Be careful of the old stairs that lead to the door, they collapsed a few years ago and although now fenced off I often see people clamber over the fence to get down them, this is very loose soil and when it rains it turns into muddy clay that will easily give way beneath you so please stick to the main paths for safety.
Durdle Doors biggest issue for a photographer is the sheer volume of people that attend here and if you're not a patient person then I would advise against going anywhere near here, people are constantly going up and down the stairs and will stand in front of you completely clueless that you're shooting an exposure, Not just joe public but sadly other photographers will jump in your shot as they try and get their own so getting here early to secure a spot doesn't mean you will secure a shot.
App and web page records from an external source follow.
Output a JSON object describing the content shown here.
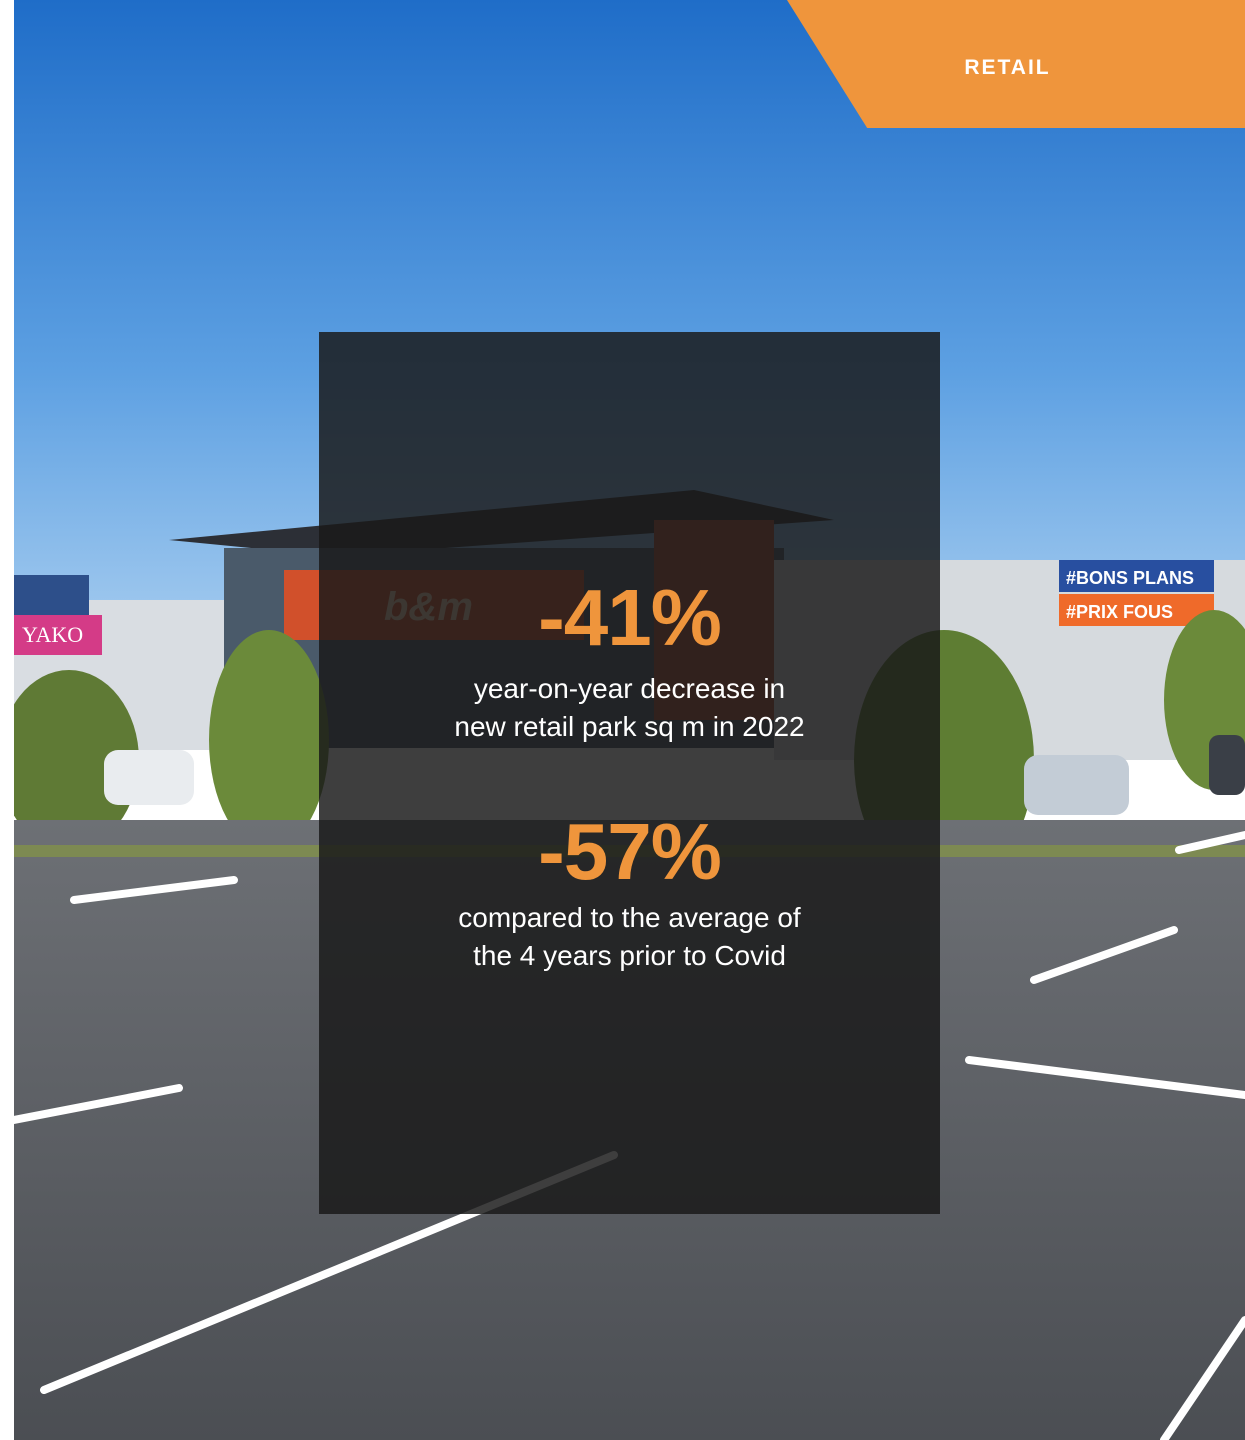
{
  "category_tag": {
    "label": "RETAIL",
    "color": "#ef953c"
  },
  "background": {
    "description_icon": "retail-park-parking-lot-photo",
    "storefront_signs": [
      "YAKO",
      "b&m",
      "#BONS PLANS",
      "#PRIX FOUS"
    ]
  },
  "stats": [
    {
      "value": "-41%",
      "description_line1": "year-on-year decrease in",
      "description_line2": "new retail park sq m in 2022"
    },
    {
      "value": "-57%",
      "description_line1": "compared to the average of",
      "description_line2": "the 4 years prior to Covid"
    }
  ],
  "colors": {
    "accent": "#ef953c",
    "overlay": "#191919"
  }
}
Patience is the way at Durdle Door, and understanding the use of the clone stamp tool in photoshop.
'Door Steps, F11, ISO 50 0.4 Seconds
Once you're on the beach things can get a little easier as you can get a direct line to the Door from the waters edge and unless people are swimming you shouldn't have anyone in front of you.
There is a gravel ledge here and the tide rarely pushes over it so study it for a while and when you feel sure you know how high it will go you can take up a safe position and shoot directly at Durdle Door with the advantage of the rolling tide making a nice interesting foreground.
I've always loved this view as to me Durdle Door looks like a dinosaur drinking from the sea, very apt as you are on the Jurassic coast.
The Dinosaur Drinking, F16, ISO 50, 3.2 Seconds
The best time to shoot this view is when the sun is setting and golden light is pouring over the door from late autumn through to winter or for a winter sunrise as the sun is coming up right behind it and the sun star shot through the gap is a possibility.
I wont bother putting this shots up as its been done to death and done better than I have anyway.
From this spot you can either go back the way you came and visit Man O'War Bay or proceed further down the coast and shoot the mighty Bat Head or Butter Rock.
Be very careful with the tides here, it will come right up to the cliff edge and cut you off so know what the tide is doing and keep an eye on your escape route should it rise faster than you expected.
Rainbow at Bat Head, F16, ISO 50, 1/3rd of a Second
Jurassic Light, F16, ISO 50, 1/3rd of a Second
Butter Rock, F16, ISO 50, 0.8 Seconds
From here head back to Durdle Door and go up the stairs until you come to Man O'War Bay and then back down the stairs into it, there are some lovely strata ledges that are usually visible no matter what the tide but to catch them at their best go for low tide as they extend quite a way.
I like to catch these at sunset which is actually behind you but it makes the cliffs absolutely glow as the last of the light hits them.
Its also a great spot for winter as the sun rises in front of this very picturesque little bay and as said before it receives far less attention than Durdle Door.